Receiving Parcels in Spain

Receiving post has always been a tad problematic since we moved to El Hoyo, our village in the mountains of Spain. In the old days, mail used to arrive by mule, but we’ve definitely progressed since then. Haven’t we?


After moving in, because our front door didn’t sport a letterbox, one of our first jobs was to buy a mailbox. Joe struggled to fix it to the wall, as old Spanish houses are made of dry rubble held together with sand. Joe persevered, and succeeded.

“There! That’s done,” he said, standing back to admire his work. “The postman shouldn’t have any trouble with that.”

Unfortunately, our mailbox has never been exactly overworked. I suppose the fact that our house has three doors, opening onto three different streets doesn’t help. Our house isn’t huge, but quirky.

“Any post?” I ask, as Joe unlocks the box daily.

“Nope, just moths,” is the usual reply.

Our mail arrives in a variety of ways. Usually, it arrives on the fish van, smelling strongly of sardines and calamari. Sometimes it comes on the bread van, and smells much sweeter. Other times, the phone rings, and Marcia from the village shop informs us that she has letters for us.

“There’s a small packet from your daughter in Australia, an electricity bill, a postcard from your English friends, they’re on holiday in Lanzarote by the way, and a letter from the taxman.” Marcia may be well over 80, but nothing escapes her eagle eye.

We’ve discovered that UPS and DHL  drivers flatly refuse to drive up to El Hoyo, and have devised all kinds of excuses to avoid the twisting, winding road to our village. When the phone rings in the morning, we know it’ll be a driver, needing to deliver a parcel.

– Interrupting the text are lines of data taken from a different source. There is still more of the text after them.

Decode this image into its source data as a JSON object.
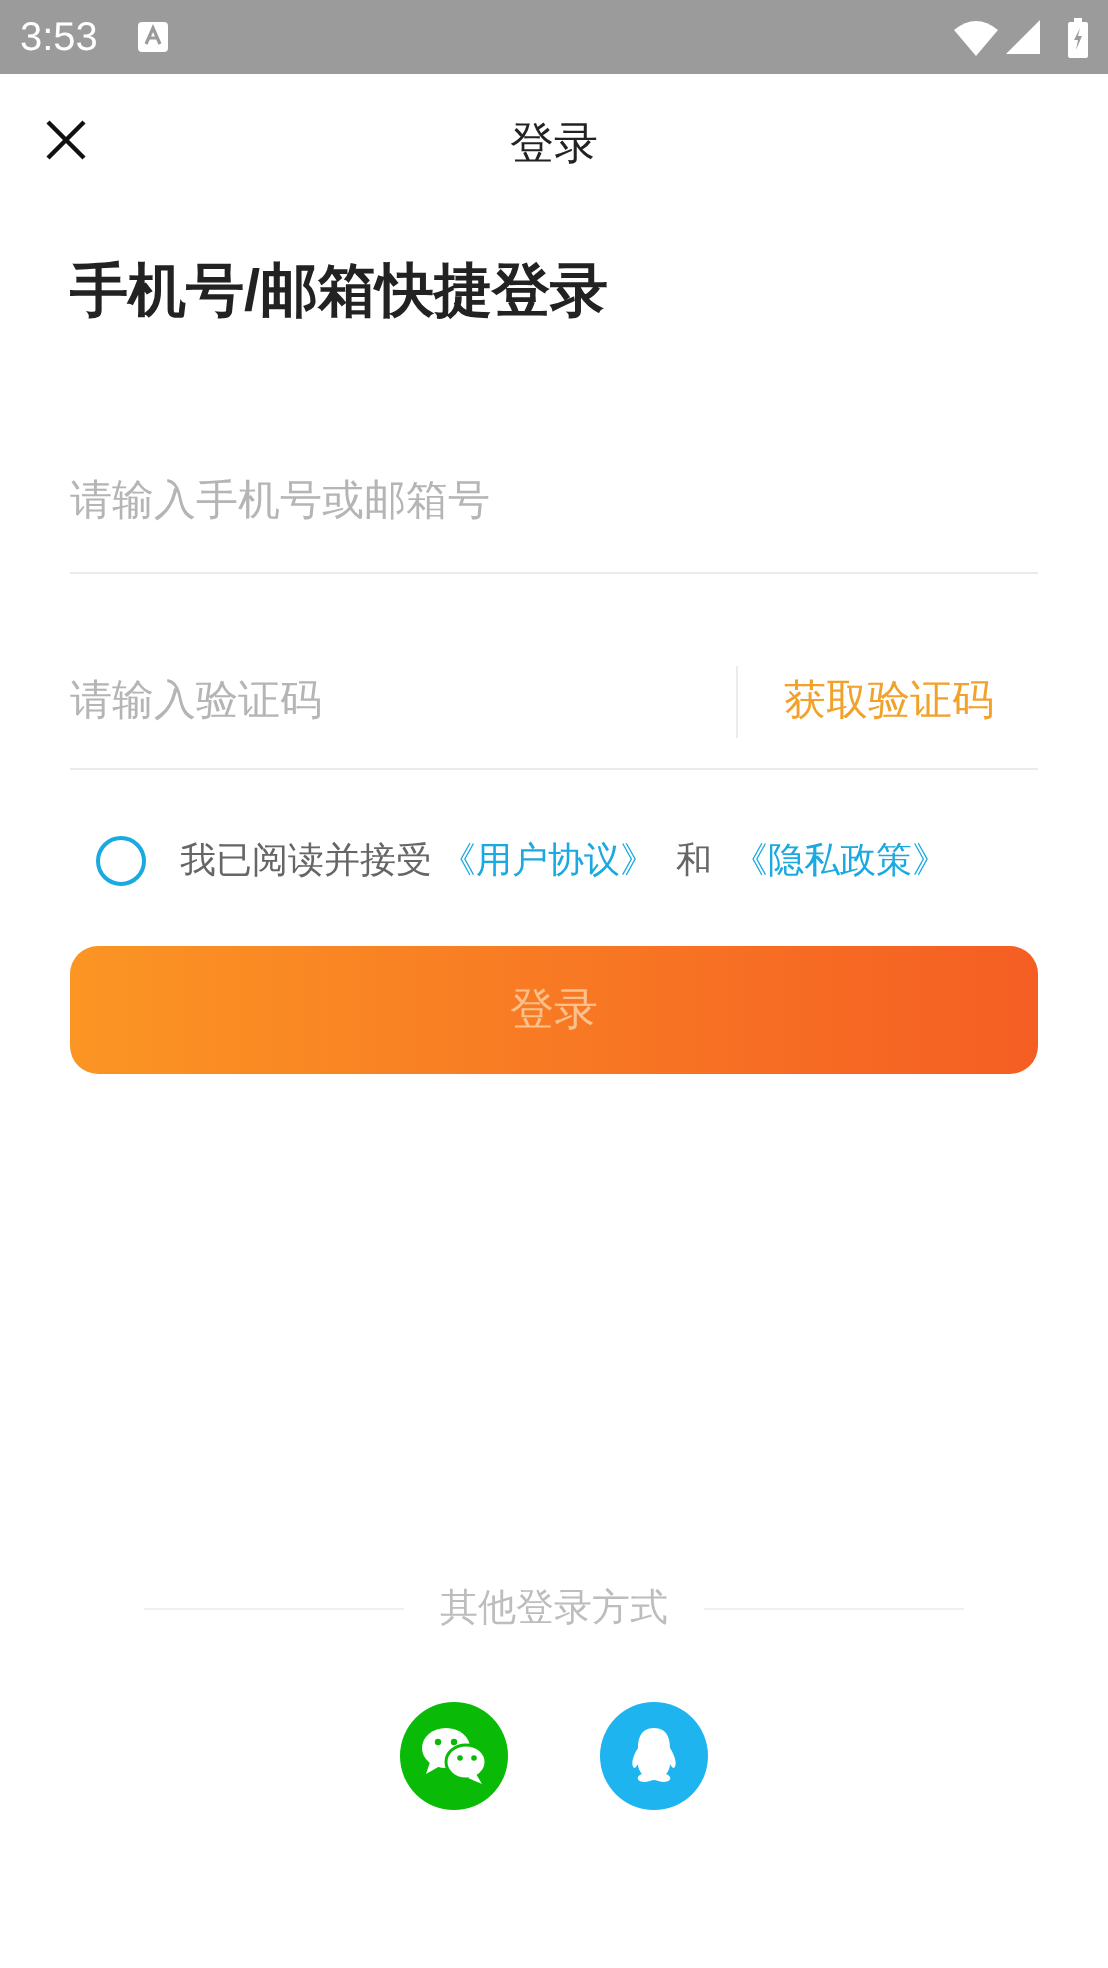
{
  "status_bar": {
    "time": "3:53"
  },
  "header": {
    "title": "登录"
  },
  "heading": "手机号/邮箱快捷登录",
  "phone_field": {
    "placeholder": "请输入手机号或邮箱号"
  },
  "code_field": {
    "placeholder": "请输入验证码",
    "action": "获取验证码"
  },
  "agreement": {
    "checked": false,
    "text": "我已阅读并接受",
    "link_1": "《用户协议》",
    "joiner": "和",
    "link_2": "《隐私政策》"
  },
  "login_button": {
    "label": "登录",
    "disabled": true
  },
  "other_login": {
    "label": "其他登录方式",
    "methods": [
      {
        "kind": "wechat",
        "color": "#09bb07"
      },
      {
        "kind": "qq",
        "color": "#1eb4f0"
      }
    ]
  }
}
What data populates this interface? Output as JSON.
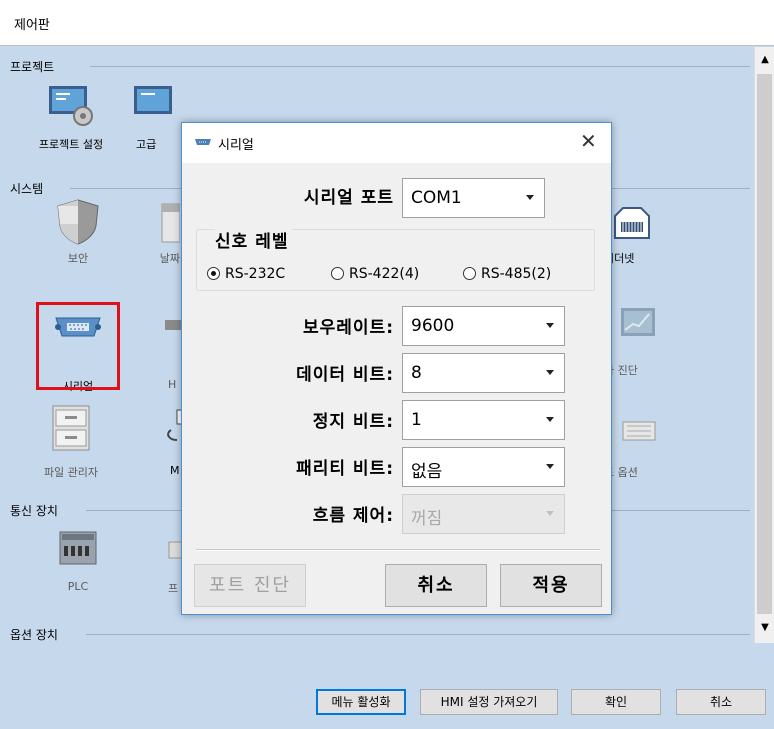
{
  "window": {
    "title": "제어판"
  },
  "sections": {
    "project": "프로젝트",
    "system": "시스템",
    "comm": "통신 장치",
    "option": "옵션 장치"
  },
  "items": {
    "project_settings": "프로젝트 설정",
    "advanced": "고급",
    "security": "보안",
    "date": "날짜",
    "ethernet": "이더넷",
    "serial": "시리얼",
    "h_item": "H",
    "diag": "가 진단",
    "file_manager": "파일 관리자",
    "m_item": "M",
    "keyboard_option": "드 옵션",
    "plc": "PLC",
    "printer": "프"
  },
  "bottom_buttons": {
    "menu_activate": "메뉴 활성화",
    "import_hmi": "HMI 설정 가져오기",
    "ok": "확인",
    "cancel": "취소"
  },
  "dialog": {
    "title": "시리얼",
    "close": "✕",
    "serial_port_label": "시리얼 포트",
    "serial_port_value": "COM1",
    "signal_level_label": "신호 레벨",
    "radios": [
      "RS-232C",
      "RS-422(4)",
      "RS-485(2)"
    ],
    "baud_label": "보우레이트:",
    "baud_value": "9600",
    "data_bits_label": "데이터 비트:",
    "data_bits_value": "8",
    "stop_bits_label": "정지 비트:",
    "stop_bits_value": "1",
    "parity_label": "패리티 비트:",
    "parity_value": "없음",
    "flow_label": "흐름 제어:",
    "flow_value": "꺼짐",
    "port_diag": "포트 진단",
    "cancel": "취소",
    "apply": "적용"
  }
}
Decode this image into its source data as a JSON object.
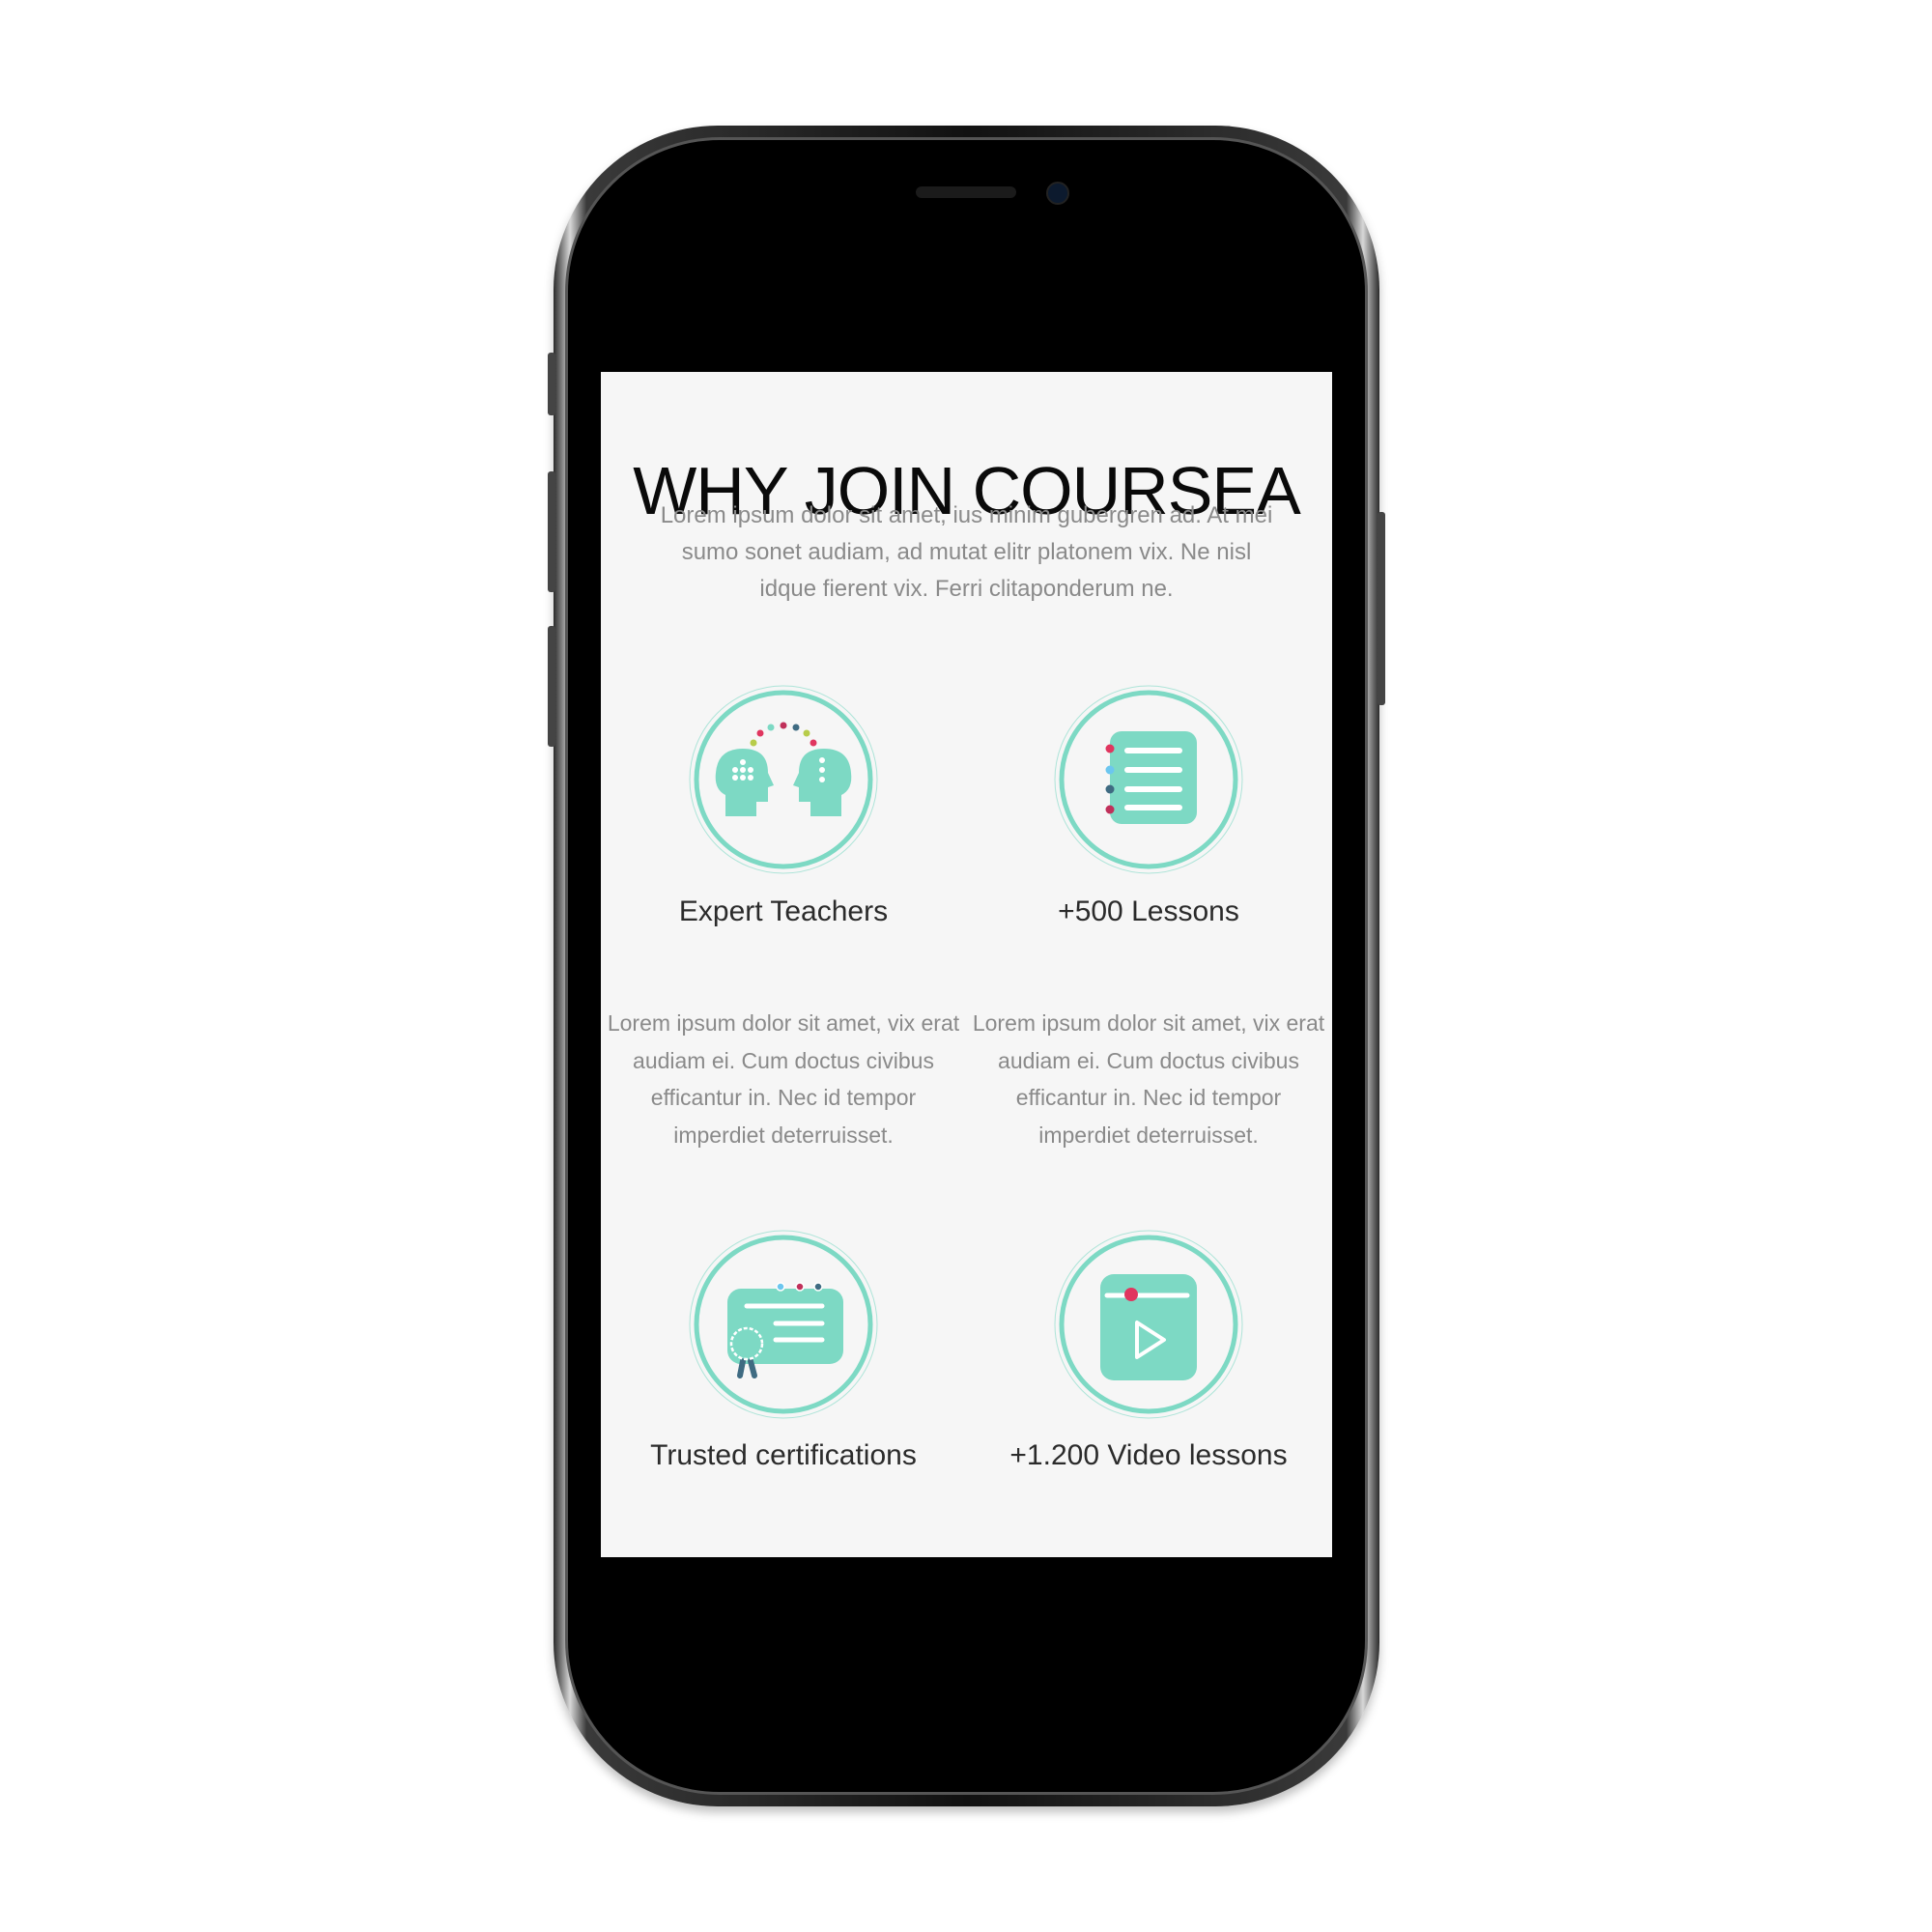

“My truck is broken, can you meet me at such and such place?”


“Your village doesn’t show up on my navigation equipment.”

Joe and I know how to answer. “You know the Repsol garage at the bottom of the mountain? Near Carrefour? Put it behind the counter there.”

We can hear the relief in the driver’s voice. “I know it! I’ll leave it there.”

Sorted. So Joe climbs into the car and drives down the mountain to collect our waiting parcel from the nice staff at the Repsol garage. When he arrives home, he checks our mailbox, just in case. More often than not, there’s a little slip of paper in there, from our Spanish postman.

“We tried to deliver your packet, but nobody was in. Please collect it from the post office between the hours of 8.00am and 2.00pm.”

I’d been in the house all day, and nobody had knocked on any of our doors.

“Oh well,” says Joe, “I’ll drive down to the post office tomorrow morning. And I’d better check that nothing’s been left at Marcia’s or the Repsol garage while I’m there.”

It amazes me that we receive any post at all…